- To support the adolescent girls by providing selected livelihood and related activities as part of a curriculum on life skills, health, protection, and gender equality and opportunities.
- At least 45 adolescent girls are trained, are supported with the right tools and equipment, and have the skills in soap making and selling
- At least 45 adolescent girls are trained and have skills in the commercialization of soap production
- At least 45 adolescent girls are trained and have skills in entrepreneurship
- At least 45 adolescent girls are trained and developed life skills competency in COVID-19 prevention, GBV, gender equality, life skills and more.
Opportunities for Employment
Handwashing is one of the precautionary measures against Covid-19 recommended by the World Health Organization (WHO) and the Sierra Leone Ministry of Health and Sanitation.
As a result, the demand for sanitization products like soap has spiked – and this creates a viable business opportunity that women, youth, and persons with disabilities could take advantage of to earn a living in these uncertain times.
Prior to the COVID-19 pandemic, many youth and adolescent girls were unable to undertake vocational and skills trainings due to lack of financial ability.

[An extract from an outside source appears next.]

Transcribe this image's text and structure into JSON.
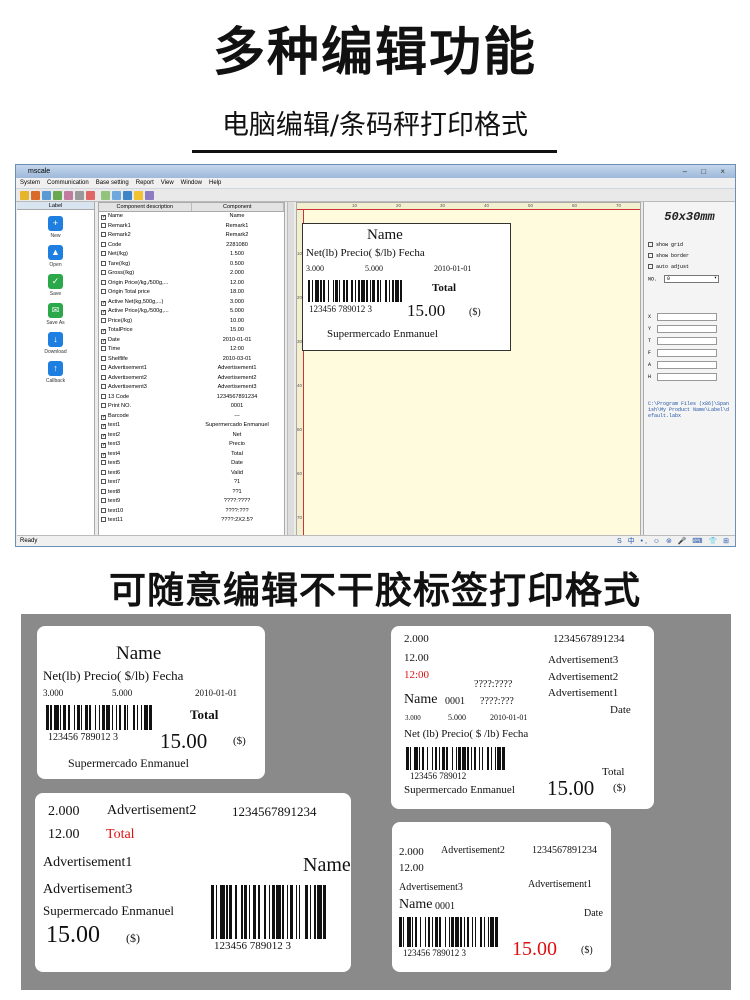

Due in part to poverty and desperation, families will often allow their child to be trafficked, generally unknowingly, to bigger towns and cities, with the intention of gaining educational or vocational opportunities.
With the increased demand for sanitization products like soap, a viable business opportunity has risen that women, youth, and persons with disabilities could take advantage of, without the dangers of migrating, to earn a living in these uncertain times.
Lack of opportunities for adolescent girls contribute to the problems of prostitution, gender-based violence, human trafficking and unwanted pregnancies. These and many other things make pandemics, conflicts, and natural disasters affect women and girls disproportionately. The unequal share of domestic duties which fall on women around the world is being exacerbated by this global pandemic – and the opportunity to learn an in-demand skill should lessen the gender disparity impacts of COVID-19.
How It Works
Poverty, conflict, and gender discrimination make the females we serve very vulnerable to infectious diseases, exploitation and abuse, especially adolescents who are more vulnerable because of their youth. Training on soap-making activities will not only support COVID-19 protection and prevention, but also create an opportunity for income generation amongst the population most at risk of economic hardship during the crisis – women, especially adolescent girls.
World Hope will work with the International Finance Corporation and collaborate with UN Women’s technical trainer in soap-making in order to develop a curriculum; select, train, and equip a core team of training partners, and provide 50 quality training events with groups of 4 to 5 selected girls each on vocational and skill development using local resources.